Dry and cracked earth in the desert plains of nothern Ethiopia. Drought has not been as devastating to Ethiopians as their own autocratic governments, says Bill Easterly. Photo by: Siegfried Modola / IRIN

Aid ending up in the hands of autocratic rulers can do more harm than good. Ethiopia is a classic example of such a phenomenon, William Easterly says.

In the 1980s, the military junta Derg forced Ethiopians to resettle in the southern lowlands by denying people access to relief supplies sent by foreigners. The Derg refused to give food and medicine to those who resisted the resettlement plan.

That decade, the African nation experienced what many consider to be one of the worst famines in the continent.

“If it were possible to sum up in one sentence Ethiopia’s struggles with famine over the past quarter-century, I’d suggest this: It’s not the rains, it’s the rulers … drought has not been as devastating to Ethiopians as their own autocratic governments,” Easterly writes in a Wall Street Journal article reviewing “Famines and Foreigners,” a book by Peter Gill on how foreigners “unwittingly” support Ethiopia’s autocratic rulers.

Not much has changed in Ethiopia despite the aid, the economics professor argues.

Incumbent Ethiopian Prime Minister Meles Zenawi, who has been accused by non-governmental organization Human Rights Watch of “war crimes and crimes against humanity,” is making “ life awkward for Westerners who want to aid Ethiopians,” Easterly says.

“In recent years, donors have steered aid away from Ethiopia’s central government and toward local governments. Such efforts have had little effect, though, since the former controls the latter. If anything, the Meles regime has become harsher still,” Easterly says.

About the author

  • Ma. Rizza Leonzon

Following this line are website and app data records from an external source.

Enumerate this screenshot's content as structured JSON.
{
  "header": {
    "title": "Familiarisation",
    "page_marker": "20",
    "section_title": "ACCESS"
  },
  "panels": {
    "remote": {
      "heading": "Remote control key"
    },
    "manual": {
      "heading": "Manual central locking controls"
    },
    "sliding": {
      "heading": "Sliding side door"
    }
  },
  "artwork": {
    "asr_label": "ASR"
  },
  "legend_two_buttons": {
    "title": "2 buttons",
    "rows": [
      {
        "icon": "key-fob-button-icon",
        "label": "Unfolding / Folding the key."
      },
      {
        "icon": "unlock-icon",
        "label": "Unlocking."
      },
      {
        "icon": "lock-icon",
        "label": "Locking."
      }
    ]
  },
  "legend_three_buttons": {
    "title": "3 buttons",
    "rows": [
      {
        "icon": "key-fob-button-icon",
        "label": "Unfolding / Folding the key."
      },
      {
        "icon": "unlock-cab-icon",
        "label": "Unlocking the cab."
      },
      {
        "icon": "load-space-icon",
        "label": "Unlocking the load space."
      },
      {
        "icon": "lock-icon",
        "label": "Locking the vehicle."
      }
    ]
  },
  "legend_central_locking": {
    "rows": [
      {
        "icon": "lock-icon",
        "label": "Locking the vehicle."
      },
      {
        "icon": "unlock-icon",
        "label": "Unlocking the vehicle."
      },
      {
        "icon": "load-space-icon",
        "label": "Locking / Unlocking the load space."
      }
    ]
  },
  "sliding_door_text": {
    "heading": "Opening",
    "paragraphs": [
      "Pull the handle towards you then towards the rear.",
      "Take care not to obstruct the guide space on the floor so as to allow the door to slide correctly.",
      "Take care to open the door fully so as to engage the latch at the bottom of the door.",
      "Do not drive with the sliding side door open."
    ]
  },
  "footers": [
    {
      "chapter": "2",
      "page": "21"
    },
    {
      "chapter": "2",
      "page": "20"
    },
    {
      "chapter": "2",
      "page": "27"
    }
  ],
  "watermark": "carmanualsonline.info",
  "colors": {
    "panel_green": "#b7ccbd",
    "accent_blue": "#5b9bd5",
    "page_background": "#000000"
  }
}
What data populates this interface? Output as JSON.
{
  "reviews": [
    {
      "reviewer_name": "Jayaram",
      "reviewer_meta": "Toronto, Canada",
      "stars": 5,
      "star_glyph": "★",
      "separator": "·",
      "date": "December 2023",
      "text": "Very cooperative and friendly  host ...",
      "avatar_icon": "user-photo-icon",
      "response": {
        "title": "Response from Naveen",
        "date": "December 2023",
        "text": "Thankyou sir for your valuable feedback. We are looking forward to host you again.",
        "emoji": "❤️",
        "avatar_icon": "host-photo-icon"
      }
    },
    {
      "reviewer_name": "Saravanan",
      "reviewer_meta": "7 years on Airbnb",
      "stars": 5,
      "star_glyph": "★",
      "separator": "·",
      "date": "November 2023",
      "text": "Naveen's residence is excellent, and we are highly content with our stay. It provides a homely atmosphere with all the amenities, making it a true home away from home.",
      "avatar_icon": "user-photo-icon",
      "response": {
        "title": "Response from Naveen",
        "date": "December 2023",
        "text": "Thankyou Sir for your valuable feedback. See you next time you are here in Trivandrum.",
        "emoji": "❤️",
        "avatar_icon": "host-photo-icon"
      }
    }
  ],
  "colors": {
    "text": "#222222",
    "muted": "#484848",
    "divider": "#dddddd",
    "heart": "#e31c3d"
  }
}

    As a former staff writer, Rizza focused mainly on business coverage, including key donors such as the Asian Development Bank and AusAID.